Just like with the Mohammed Islam story, the religious belief by the cheerleading crew that the crashing price of oil is so "unambiguously, unquestionably, undisputably" good for the US is so taken for granted, that nobody actually checked the facts.So here is one such attempt by the FT, which writes that "almost $1 trillion of spending on future oil projects is at risk as a result of the plunge in crude to $60."
The price plunge has shaken the energy industry, throwing some of the majors’ most ambitious plans into doubt and pummelling oil company shares.

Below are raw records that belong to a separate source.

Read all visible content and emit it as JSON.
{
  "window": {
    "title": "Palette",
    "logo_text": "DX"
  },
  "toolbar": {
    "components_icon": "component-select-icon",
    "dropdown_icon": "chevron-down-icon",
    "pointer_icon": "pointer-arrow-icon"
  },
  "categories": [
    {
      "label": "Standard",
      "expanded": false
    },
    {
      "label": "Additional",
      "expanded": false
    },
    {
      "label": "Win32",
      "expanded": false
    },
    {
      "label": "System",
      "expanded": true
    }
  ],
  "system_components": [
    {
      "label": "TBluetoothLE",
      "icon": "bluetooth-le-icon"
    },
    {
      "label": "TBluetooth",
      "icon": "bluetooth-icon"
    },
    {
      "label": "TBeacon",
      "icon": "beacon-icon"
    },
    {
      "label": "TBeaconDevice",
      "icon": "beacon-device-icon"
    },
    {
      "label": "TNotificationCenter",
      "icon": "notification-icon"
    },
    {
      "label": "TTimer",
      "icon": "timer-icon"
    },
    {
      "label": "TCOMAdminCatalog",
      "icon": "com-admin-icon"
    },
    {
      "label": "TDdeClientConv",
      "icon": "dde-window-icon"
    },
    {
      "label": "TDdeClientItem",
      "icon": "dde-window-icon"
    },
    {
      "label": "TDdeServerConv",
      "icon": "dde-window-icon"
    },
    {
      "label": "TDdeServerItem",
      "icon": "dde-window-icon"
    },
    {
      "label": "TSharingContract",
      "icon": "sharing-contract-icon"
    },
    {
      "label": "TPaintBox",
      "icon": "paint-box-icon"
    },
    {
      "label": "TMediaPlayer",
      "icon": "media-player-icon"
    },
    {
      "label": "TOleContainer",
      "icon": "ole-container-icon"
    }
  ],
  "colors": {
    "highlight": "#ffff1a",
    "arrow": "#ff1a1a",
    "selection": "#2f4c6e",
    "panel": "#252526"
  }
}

Projects in challenging frontier regions like the deep waters of the Gulf of Mexico are predicated on high oil prices and may not be economic with oil at $60 a barrel — the level Brent was trading at on Monday afternoon.
Goldman has examined 400 oil and gasfields around the world, many of which are still awaiting a final investment decision. Its analysis, based on a $70 oil price, shows that fields representing 2.3m b/d of output by 2020 and awaiting a green light have now become uneconomic. That figure rises to 7.5m b/d of production by 2025. The analysis excludes US shale.
The bank shows that companies will need to cut costs by up to 30 per cent — for example by forcing suppliers to take steep price cuts — to make these projects profitable at $70 a barrel.
In total, the production at risk from such fields adds up to $930bn of investment.
And just in case the waking up fact-checkers are confused, in the definition of GDP is Y = C + I + G + (X ? M), I is Investment.
Which means $1 trillion less in global investment. But that's ok, because Americans who are about to receive their November 401(k) statements showing a plunge in their retirement holdings courtesy of the collapse in Energy stocks, will rush to spend all those low crude price "tax-savings"... on things aside from Obamacare that is. Surely that wil lmore than make up for the collapse on the investment side.